* **Description of the task**: Please count how many lines of the data include the word "Downloads". Give only that number in reply.

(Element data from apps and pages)

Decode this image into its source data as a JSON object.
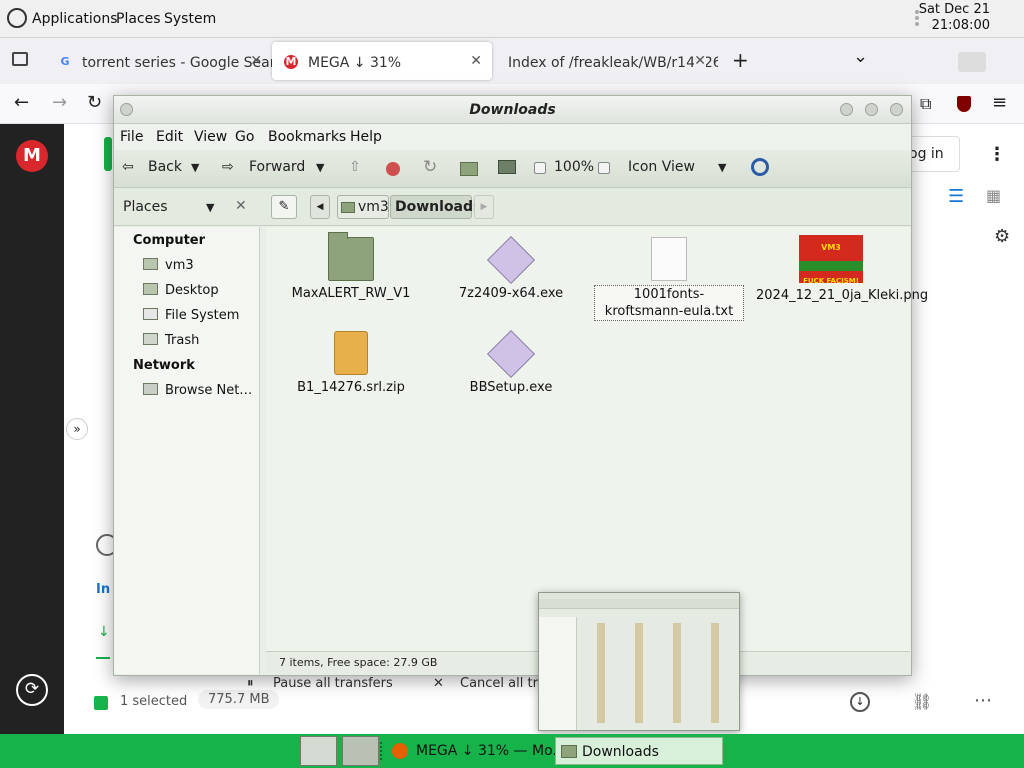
{
  "top_panel": {
    "applications": "Applications",
    "places": "Places",
    "system": "System",
    "date": "Sat Dec 21",
    "time": "21:08:00"
  },
  "browser": {
    "tabs": [
      {
        "label": "torrent series - Google Sear",
        "favicon": "G"
      },
      {
        "label": "MEGA ↓ 31%",
        "favicon": "M"
      },
      {
        "label": "Index of /freakleak/WB/r14726",
        "favicon": ""
      }
    ],
    "new_tab": "+",
    "tab_list": "⌄"
  },
  "mega": {
    "logo": "M",
    "login_label": "og in",
    "tab_letter": "In",
    "pause_label": "Pause all transfers",
    "cancel_label": "Cancel all tra",
    "selected_text": "1 selected",
    "size_text": "775.7 MB"
  },
  "file_manager": {
    "title": "Downloads",
    "menu": [
      "File",
      "Edit",
      "View",
      "Go",
      "Bookmarks",
      "Help"
    ],
    "toolbar": {
      "back": "Back",
      "forward": "Forward",
      "zoom": "100%",
      "view_mode": "Icon View"
    },
    "places_label": "Places",
    "breadcrumb": [
      "vm3",
      "Downloads"
    ],
    "sidebar": {
      "computer_header": "Computer",
      "computer_items": [
        "vm3",
        "Desktop",
        "File System",
        "Trash"
      ],
      "network_header": "Network",
      "network_items": [
        "Browse Net…"
      ]
    },
    "files": [
      {
        "name": "MaxALERT_RW_V1",
        "type": "folder"
      },
      {
        "name": "7z2409-x64.exe",
        "type": "exe"
      },
      {
        "name": "1001fonts-kroftsmann-eula.txt",
        "type": "txt",
        "selected": true
      },
      {
        "name": "2024_12_21_0ja_Kleki.png",
        "type": "png"
      },
      {
        "name": "B1_14276.srl.zip",
        "type": "zip"
      },
      {
        "name": "BBSetup.exe",
        "type": "exe"
      }
    ],
    "png_thumb_text_top": "VM3",
    "png_thumb_text_bottom": "FUCK FACISM!",
    "status": "7 items, Free space: 27.9 GB"
  },
  "taskbar": {
    "firefox_task": "MEGA ↓ 31% — Mo...",
    "files_task": "Downloads"
  },
  "colors": {
    "taskbar_green": "#16b24a",
    "mega_red": "#d9272e",
    "fm_bg": "#e9efe7"
  }
}
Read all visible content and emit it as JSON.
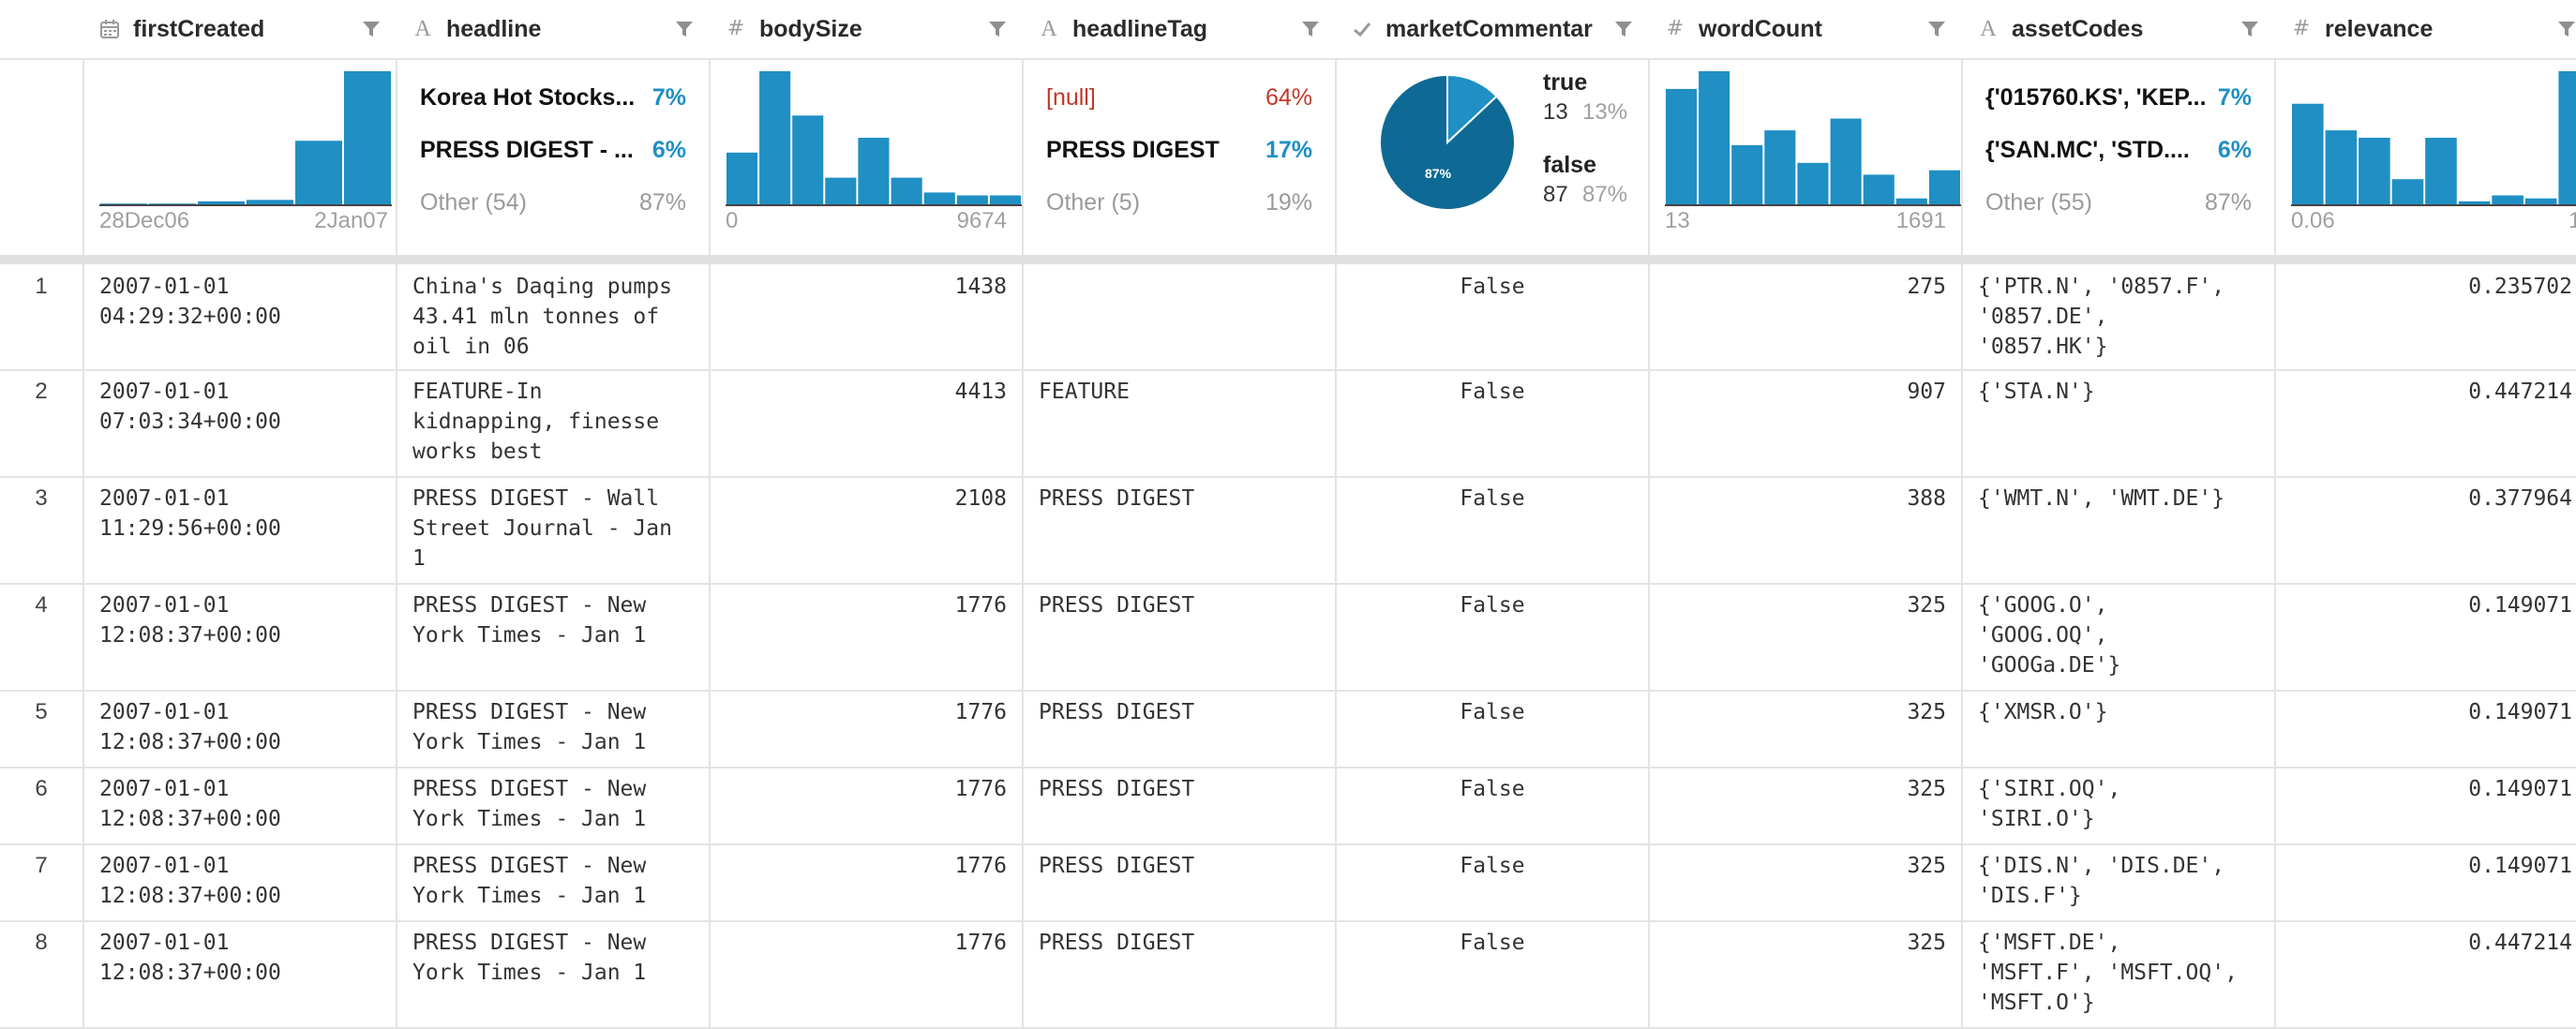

* **Answer to this problem**: 3